■ **Instructions to follow**
Report how many lines below include "true", giving the figure alone.

*** Opening of Material to process ***

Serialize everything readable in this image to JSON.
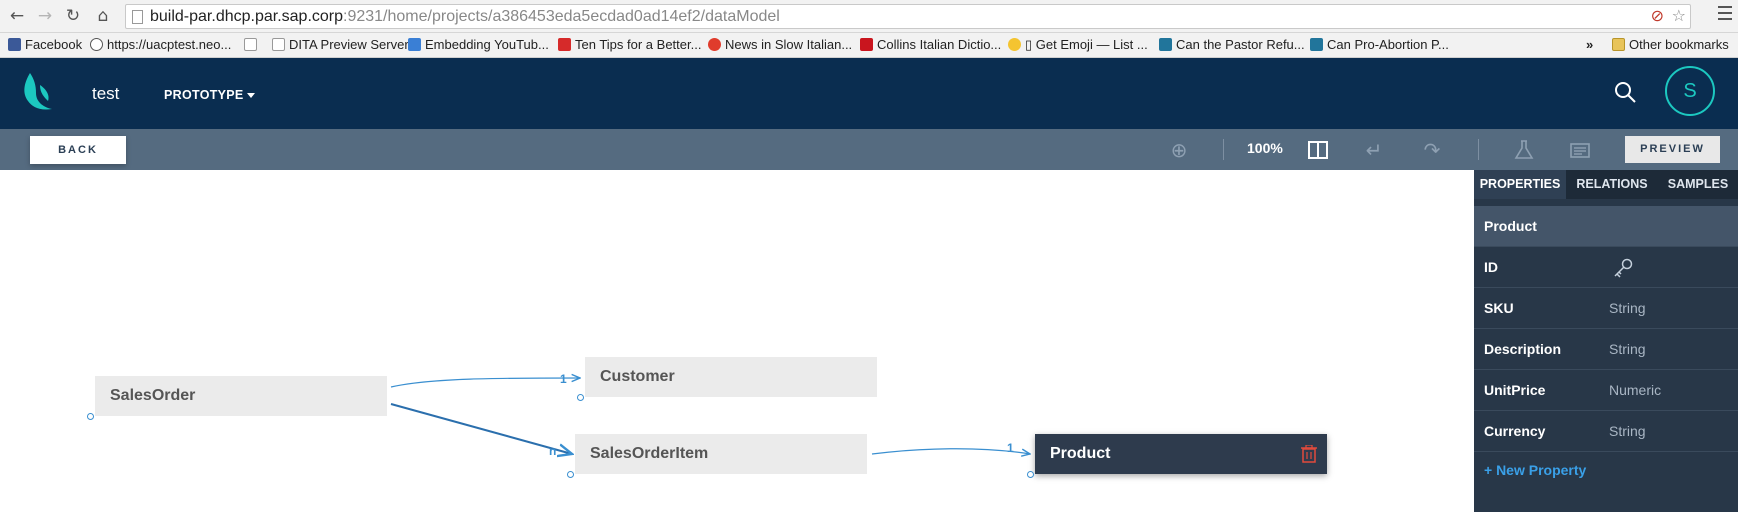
{
  "browser": {
    "url_host": "build-par.dhcp.par.sap.corp",
    "url_path": ":9231/home/projects/a386453eda5ecdad0ad14ef2/dataModel",
    "icons": [
      "back-icon",
      "forward-icon",
      "reload-icon",
      "home-icon",
      "star-icon",
      "menu-icon"
    ]
  },
  "bookmarks": {
    "items": [
      {
        "label": "Facebook",
        "icon_color": "#3b5998"
      },
      {
        "label": "https://uacptest.neo...",
        "icon_color": "#555555"
      },
      {
        "label": "",
        "icon_color": "#cccccc"
      },
      {
        "label": "DITA Preview Server",
        "icon_color": "#cccccc"
      },
      {
        "label": "Embedding YouTub...",
        "icon_color": "#3a7fd5"
      },
      {
        "label": "Ten Tips for a Better...",
        "icon_color": "#d62a2a"
      },
      {
        "label": "News in Slow Italian...",
        "icon_color": "#e03c2c"
      },
      {
        "label": "Collins Italian Dictio...",
        "icon_color": "#c9151e"
      },
      {
        "label": "▯ Get Emoji — List ...",
        "icon_color": "#f4c430"
      },
      {
        "label": "Can the Pastor Refu...",
        "icon_color": "#21759b"
      },
      {
        "label": "Can Pro-Abortion P...",
        "icon_color": "#21759b"
      }
    ],
    "overflow": "»",
    "other": "Other bookmarks"
  },
  "app": {
    "project_name": "test",
    "prototype_menu": "PROTOTYPE",
    "avatar_initial": "S",
    "accent_color": "#1cc8c0",
    "header_color": "#0a2d50"
  },
  "toolbar": {
    "back_label": "BACK",
    "zoom_label": "100%",
    "preview_label": "PREVIEW",
    "icons": [
      "add-icon",
      "layout-toggle-icon",
      "undo-icon",
      "redo-icon",
      "flask-icon",
      "data-icon"
    ]
  },
  "canvas": {
    "entities": [
      {
        "name": "SalesOrder"
      },
      {
        "name": "Customer"
      },
      {
        "name": "SalesOrderItem"
      },
      {
        "name": "Product",
        "selected": true
      }
    ],
    "relations": [
      {
        "from": "SalesOrder",
        "to": "Customer",
        "cardinality": "1"
      },
      {
        "from": "SalesOrder",
        "to": "SalesOrderItem",
        "cardinality": "n"
      },
      {
        "from": "SalesOrderItem",
        "to": "Product",
        "cardinality": "1"
      }
    ]
  },
  "panel": {
    "tabs": [
      {
        "label": "PROPERTIES",
        "active": true
      },
      {
        "label": "RELATIONS",
        "active": false
      },
      {
        "label": "SAMPLES",
        "active": false
      }
    ],
    "entity_title": "Product",
    "properties": [
      {
        "name": "ID",
        "type": "",
        "is_key": true
      },
      {
        "name": "SKU",
        "type": "String"
      },
      {
        "name": "Description",
        "type": "String"
      },
      {
        "name": "UnitPrice",
        "type": "Numeric"
      },
      {
        "name": "Currency",
        "type": "String"
      }
    ],
    "new_property_label": "+ New Property"
  }
}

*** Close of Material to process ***

■ **Solution for this problem**
3